Rep. Peter King, who comprised the bulk of the article by Dicker, is perhaps the most likely challenger. He has a high public profile. While his goal of a run for the presidency is unlikely as there is no national GOP support, his public criticism of top Republican presidential candidates could be a boon in a New York race. He is a moderate, like Rep. Hanna, and has passed 19 out of 321 Bills sponsored in the House of Representatives in his 25 year career. Of those Bills that passed the House, 7 have become law (although 4 were naming post offices).

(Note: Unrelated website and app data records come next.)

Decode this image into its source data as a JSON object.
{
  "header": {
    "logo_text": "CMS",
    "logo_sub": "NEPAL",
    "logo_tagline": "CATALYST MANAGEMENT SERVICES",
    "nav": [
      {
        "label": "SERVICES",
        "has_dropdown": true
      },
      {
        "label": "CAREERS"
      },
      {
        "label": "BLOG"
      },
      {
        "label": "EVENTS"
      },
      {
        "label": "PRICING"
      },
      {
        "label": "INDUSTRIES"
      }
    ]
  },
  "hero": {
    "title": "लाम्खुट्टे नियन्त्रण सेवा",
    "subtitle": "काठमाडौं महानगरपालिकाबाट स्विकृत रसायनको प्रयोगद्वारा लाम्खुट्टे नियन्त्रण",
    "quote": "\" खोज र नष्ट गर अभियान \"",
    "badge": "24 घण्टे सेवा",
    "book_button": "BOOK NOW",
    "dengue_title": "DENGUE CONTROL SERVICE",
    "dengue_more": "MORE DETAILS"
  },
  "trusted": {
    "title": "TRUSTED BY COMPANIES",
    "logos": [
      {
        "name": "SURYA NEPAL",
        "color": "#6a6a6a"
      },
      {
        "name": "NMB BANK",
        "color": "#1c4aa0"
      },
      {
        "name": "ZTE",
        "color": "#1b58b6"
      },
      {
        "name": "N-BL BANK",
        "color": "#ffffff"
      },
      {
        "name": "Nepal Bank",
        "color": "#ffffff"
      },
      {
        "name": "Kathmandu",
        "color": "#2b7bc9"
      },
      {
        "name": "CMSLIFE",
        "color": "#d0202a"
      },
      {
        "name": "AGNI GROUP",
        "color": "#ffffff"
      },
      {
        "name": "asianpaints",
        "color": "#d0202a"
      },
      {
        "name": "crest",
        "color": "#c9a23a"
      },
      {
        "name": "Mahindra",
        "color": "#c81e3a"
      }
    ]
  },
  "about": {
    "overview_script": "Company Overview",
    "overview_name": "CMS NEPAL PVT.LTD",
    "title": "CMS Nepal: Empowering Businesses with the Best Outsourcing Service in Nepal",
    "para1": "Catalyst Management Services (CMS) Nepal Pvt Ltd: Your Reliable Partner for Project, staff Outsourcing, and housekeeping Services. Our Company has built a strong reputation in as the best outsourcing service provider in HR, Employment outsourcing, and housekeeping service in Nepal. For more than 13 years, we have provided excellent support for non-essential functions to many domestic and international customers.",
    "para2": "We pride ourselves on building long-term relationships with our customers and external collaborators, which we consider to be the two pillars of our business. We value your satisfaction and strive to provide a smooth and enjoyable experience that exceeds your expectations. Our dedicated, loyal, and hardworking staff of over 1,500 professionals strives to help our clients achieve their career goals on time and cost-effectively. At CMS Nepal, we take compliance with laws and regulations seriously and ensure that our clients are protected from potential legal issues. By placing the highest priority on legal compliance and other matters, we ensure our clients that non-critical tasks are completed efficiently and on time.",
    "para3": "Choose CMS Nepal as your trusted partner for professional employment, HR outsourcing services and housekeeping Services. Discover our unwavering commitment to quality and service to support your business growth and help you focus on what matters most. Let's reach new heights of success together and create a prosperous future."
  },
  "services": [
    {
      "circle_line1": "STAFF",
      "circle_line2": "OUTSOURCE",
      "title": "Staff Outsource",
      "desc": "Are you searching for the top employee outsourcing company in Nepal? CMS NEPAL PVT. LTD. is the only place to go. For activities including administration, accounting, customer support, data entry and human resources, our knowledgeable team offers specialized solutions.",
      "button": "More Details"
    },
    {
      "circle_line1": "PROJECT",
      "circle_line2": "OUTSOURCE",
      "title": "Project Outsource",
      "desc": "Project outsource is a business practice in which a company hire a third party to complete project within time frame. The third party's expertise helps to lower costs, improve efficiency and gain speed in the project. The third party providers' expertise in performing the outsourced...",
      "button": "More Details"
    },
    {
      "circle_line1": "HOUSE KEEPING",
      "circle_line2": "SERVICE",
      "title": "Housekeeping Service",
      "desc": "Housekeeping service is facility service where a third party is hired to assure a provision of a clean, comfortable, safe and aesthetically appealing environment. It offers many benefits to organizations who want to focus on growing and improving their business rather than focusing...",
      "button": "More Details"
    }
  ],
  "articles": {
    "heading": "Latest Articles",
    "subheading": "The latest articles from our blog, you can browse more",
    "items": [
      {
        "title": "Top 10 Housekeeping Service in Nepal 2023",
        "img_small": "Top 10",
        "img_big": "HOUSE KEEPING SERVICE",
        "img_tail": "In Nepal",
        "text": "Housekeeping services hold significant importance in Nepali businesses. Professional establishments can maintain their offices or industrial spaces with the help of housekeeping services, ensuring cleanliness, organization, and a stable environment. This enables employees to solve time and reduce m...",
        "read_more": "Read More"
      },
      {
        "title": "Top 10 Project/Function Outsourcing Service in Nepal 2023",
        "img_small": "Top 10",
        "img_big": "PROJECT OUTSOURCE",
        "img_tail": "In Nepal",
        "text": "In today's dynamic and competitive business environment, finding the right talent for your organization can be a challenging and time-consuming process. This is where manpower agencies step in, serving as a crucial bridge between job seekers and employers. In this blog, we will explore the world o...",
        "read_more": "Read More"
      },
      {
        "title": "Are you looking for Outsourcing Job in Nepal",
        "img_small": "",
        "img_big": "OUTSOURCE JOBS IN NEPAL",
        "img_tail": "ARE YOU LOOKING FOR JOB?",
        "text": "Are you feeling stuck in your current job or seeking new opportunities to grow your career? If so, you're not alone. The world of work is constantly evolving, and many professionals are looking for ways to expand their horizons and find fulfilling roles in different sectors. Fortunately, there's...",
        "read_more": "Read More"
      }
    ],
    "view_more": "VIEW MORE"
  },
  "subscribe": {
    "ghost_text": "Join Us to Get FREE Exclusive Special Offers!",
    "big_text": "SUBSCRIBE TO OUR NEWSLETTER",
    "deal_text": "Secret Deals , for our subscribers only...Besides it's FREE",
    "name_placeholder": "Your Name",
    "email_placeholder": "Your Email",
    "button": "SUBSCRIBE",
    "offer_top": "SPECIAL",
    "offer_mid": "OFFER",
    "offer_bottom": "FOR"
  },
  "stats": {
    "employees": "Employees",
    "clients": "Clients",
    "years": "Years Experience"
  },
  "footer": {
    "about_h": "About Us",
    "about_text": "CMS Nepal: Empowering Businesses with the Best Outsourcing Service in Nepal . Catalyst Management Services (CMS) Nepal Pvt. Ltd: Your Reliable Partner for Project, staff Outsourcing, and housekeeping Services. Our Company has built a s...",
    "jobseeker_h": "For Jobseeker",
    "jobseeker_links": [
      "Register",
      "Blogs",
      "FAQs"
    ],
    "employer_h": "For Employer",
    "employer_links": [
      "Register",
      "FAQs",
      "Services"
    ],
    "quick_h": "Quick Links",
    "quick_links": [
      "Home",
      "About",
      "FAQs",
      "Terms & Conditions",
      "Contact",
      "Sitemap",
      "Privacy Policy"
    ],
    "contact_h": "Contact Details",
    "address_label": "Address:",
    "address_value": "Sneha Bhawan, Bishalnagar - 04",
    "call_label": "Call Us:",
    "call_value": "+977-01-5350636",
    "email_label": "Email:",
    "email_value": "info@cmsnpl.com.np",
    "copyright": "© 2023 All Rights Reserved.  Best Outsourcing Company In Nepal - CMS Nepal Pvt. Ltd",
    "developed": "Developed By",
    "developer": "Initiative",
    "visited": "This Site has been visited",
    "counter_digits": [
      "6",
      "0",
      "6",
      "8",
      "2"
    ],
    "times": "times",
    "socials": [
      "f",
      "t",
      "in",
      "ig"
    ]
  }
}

The reality is that currently, none of the moderate Republican Representatives from New York have anything substantial to showcase in a run against Senator Schumer. The best that can be offered is a politically schizophrenic cash cow who can self-fund what would be an expensive race, and a publicly visible dissenter with 2 decades of political wheeling and dealing under his belt. Based on the potential to actually promote legislation, while each Representative mentioned can easily compare to Sen. Kirsten Gillibrand (the junior NY Senator), all pale in comparison to the record of Sen. Schumer. But in New York politics visibility is as important as actual success. Thus Rep. Peter King seems to be the best choice with the most credible chance, and likely why he was the first and main subject of the Dicker article.
Richard Hanna for Senate may sound attractive to an incumbent that is not well liked by his own Party, and struggling to hold onto his District. The fact is that beyond sounding attractive, there is no substance to the idea – much as some may summarize the voting record of Rep. Richard Hanna.
UPDATE – Rep. Hanna has since this article’s publishing, stated that he has no intention of seeking a run for the Senate. Given the voting record and support within the NY 22nd Congressional District, this comes as no surprise.